- dive[dive 词源字典]
- dive: [OE] Old English dyfan ‘dive’ came from a prehistoric Germanic *dūbjan. This was a derivative of the base *d(e)ub-, a variant of which, *d(e)up-, was the source of English deep and dip. The colloquial use of the noun for a disreputable bar, nightclub, etc, which comes from 1880s America, is probably a reference to someone ‘diving’ out of sight into such an establishment, which was often in a basement.
=> deep, dip[dive etymology, dive origin, 英语词源]
- dive (v.)
- mid-13c., from Old English dufan "to dive, duck, sink" (intransitive, class II strong verb; past tense deaf, past participle dofen) and dyfan "to dip, submerge" (weak, transitive), from Proto-Germanic verb *dubijan, from PIE *dheub- "deep, hollow" (see deep (adj.)). Past tense dove is a later formation, perhaps on analogy of drive/drove.
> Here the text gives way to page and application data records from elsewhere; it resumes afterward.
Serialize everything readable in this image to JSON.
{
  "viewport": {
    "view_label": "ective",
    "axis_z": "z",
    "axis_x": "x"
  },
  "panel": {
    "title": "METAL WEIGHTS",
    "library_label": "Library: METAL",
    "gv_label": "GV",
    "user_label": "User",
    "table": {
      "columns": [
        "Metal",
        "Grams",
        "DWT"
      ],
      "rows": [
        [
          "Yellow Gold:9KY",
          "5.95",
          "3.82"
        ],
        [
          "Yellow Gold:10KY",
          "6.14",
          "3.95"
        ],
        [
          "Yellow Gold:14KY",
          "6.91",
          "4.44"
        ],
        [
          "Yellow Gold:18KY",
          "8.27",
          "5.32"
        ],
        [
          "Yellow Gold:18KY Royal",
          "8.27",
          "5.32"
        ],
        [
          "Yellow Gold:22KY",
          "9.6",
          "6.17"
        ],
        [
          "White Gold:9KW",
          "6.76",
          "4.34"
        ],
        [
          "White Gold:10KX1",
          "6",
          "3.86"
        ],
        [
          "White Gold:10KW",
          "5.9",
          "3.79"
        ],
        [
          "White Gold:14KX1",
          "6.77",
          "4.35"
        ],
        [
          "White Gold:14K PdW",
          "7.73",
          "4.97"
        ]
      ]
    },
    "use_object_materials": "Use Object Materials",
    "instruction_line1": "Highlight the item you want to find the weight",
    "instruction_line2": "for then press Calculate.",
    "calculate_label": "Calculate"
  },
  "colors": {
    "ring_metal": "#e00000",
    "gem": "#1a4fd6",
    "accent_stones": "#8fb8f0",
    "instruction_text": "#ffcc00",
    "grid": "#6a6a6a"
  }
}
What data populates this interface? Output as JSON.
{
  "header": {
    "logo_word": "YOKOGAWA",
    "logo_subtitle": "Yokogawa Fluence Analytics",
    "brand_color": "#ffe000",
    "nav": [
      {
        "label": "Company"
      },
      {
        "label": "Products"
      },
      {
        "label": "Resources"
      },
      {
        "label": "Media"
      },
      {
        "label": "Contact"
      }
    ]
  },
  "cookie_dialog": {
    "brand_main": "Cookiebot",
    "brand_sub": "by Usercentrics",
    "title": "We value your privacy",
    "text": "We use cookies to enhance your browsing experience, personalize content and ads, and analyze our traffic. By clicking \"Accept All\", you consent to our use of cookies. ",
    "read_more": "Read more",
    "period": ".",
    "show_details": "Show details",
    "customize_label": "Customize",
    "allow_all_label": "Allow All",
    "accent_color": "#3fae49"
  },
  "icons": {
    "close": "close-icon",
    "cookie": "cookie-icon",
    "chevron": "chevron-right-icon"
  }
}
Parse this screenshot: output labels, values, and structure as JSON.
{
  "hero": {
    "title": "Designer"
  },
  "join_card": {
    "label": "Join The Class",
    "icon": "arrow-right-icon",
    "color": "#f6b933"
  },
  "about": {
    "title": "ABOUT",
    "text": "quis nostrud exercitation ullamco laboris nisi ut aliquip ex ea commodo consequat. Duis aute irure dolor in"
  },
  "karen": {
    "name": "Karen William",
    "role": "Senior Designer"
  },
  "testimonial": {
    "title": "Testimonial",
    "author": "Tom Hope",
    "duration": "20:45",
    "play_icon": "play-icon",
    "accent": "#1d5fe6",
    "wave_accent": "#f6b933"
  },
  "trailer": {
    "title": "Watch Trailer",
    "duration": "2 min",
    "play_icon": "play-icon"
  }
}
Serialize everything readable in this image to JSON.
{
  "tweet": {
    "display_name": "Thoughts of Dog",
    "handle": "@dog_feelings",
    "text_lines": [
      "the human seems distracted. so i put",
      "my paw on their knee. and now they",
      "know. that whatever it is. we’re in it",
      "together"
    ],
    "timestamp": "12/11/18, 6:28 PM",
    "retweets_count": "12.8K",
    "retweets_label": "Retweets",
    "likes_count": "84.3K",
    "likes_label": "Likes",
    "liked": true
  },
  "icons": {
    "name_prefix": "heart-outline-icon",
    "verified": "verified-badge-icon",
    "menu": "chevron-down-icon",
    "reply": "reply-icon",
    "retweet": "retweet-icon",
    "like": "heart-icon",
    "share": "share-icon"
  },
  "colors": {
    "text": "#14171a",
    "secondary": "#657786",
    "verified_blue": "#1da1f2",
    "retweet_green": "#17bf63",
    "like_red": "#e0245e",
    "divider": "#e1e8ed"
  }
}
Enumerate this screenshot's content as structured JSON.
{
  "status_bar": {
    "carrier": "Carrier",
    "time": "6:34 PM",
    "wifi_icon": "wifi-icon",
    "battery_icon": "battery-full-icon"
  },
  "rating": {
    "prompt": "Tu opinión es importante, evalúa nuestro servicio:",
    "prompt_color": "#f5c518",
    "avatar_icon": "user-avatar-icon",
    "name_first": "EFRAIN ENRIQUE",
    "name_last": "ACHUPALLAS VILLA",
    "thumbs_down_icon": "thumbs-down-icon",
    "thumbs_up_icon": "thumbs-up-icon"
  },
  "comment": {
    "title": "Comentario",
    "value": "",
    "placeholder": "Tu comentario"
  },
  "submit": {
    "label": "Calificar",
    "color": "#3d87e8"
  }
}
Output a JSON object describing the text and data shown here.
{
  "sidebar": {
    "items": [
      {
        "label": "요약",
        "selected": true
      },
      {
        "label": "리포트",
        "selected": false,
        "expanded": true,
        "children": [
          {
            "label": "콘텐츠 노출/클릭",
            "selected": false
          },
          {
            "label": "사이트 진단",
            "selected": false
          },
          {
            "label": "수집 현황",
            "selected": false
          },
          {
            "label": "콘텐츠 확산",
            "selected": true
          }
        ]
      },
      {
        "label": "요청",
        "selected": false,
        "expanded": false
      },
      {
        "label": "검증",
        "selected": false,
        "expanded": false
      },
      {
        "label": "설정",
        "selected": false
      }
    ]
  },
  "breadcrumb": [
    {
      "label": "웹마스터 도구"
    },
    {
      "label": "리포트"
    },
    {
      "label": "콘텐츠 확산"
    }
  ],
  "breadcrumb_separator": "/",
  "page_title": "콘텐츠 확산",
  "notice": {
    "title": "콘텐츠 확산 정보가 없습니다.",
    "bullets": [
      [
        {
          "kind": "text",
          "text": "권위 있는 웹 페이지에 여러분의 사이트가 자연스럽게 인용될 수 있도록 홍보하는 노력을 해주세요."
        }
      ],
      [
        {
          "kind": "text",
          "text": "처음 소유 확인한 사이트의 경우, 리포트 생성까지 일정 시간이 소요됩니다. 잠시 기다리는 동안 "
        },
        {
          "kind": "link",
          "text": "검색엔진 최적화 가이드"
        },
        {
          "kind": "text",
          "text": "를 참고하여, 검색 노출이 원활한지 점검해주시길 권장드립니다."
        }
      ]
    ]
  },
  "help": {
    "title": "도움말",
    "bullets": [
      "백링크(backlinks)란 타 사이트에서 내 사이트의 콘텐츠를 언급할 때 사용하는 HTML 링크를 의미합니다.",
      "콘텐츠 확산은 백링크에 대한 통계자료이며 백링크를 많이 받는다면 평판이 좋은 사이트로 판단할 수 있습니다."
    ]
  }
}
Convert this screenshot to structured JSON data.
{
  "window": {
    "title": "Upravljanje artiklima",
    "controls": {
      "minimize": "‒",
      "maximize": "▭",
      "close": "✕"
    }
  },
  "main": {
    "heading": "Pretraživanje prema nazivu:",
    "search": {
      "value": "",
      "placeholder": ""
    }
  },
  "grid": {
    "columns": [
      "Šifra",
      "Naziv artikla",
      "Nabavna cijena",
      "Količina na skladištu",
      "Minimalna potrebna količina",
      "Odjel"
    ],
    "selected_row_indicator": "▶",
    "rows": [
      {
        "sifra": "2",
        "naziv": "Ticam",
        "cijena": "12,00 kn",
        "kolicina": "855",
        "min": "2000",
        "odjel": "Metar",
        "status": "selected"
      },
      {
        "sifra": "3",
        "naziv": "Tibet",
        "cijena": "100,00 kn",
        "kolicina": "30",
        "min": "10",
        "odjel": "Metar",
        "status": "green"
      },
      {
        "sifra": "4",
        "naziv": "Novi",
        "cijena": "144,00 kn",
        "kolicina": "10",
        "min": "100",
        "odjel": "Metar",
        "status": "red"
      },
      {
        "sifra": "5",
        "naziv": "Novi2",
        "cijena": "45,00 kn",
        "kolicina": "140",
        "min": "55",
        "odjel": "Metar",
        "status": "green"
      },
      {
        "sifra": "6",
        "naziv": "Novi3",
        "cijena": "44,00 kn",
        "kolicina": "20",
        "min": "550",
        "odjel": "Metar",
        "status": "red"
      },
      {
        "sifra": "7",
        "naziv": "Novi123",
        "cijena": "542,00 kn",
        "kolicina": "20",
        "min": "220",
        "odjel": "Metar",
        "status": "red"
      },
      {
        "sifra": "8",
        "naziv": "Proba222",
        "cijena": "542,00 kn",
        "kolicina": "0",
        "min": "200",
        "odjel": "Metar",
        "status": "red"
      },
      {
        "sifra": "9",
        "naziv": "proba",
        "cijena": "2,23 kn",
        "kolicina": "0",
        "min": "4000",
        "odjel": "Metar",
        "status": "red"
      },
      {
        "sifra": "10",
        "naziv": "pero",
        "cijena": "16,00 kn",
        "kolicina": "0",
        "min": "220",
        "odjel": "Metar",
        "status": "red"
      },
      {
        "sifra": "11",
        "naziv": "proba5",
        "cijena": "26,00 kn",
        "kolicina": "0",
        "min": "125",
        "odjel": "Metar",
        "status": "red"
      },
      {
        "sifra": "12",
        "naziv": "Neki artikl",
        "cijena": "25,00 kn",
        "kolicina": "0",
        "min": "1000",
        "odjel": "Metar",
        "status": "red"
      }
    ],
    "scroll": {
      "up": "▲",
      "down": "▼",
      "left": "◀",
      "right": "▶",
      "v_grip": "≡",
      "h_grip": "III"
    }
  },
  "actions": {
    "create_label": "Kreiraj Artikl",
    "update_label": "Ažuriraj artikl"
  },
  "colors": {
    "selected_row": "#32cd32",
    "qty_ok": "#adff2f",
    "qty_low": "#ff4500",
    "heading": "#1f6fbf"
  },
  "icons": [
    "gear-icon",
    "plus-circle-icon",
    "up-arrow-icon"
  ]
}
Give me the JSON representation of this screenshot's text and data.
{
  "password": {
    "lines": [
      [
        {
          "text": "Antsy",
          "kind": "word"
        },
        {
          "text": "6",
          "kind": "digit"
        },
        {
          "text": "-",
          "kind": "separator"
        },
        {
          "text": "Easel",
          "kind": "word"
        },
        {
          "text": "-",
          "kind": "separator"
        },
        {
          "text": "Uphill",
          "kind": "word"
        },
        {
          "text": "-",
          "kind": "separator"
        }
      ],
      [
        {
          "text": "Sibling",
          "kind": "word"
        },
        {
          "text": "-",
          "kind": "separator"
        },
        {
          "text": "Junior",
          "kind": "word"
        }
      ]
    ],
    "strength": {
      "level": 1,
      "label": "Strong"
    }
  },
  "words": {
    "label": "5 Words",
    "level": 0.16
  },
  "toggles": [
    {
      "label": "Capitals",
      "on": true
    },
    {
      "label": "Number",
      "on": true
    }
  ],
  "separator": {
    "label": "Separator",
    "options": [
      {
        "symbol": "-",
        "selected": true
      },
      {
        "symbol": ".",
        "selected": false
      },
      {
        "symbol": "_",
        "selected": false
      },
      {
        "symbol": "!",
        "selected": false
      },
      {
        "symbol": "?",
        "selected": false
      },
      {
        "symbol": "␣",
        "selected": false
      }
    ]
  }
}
Related: Diving. Dive bomber attested by 1939.
- dive (n.)
- c. 1700, from dive (v.). Sense of "disreputable bar" is first recorded American English 1871, perhaps because they were usually in basements, and going into one was both a literal and figurative "diving."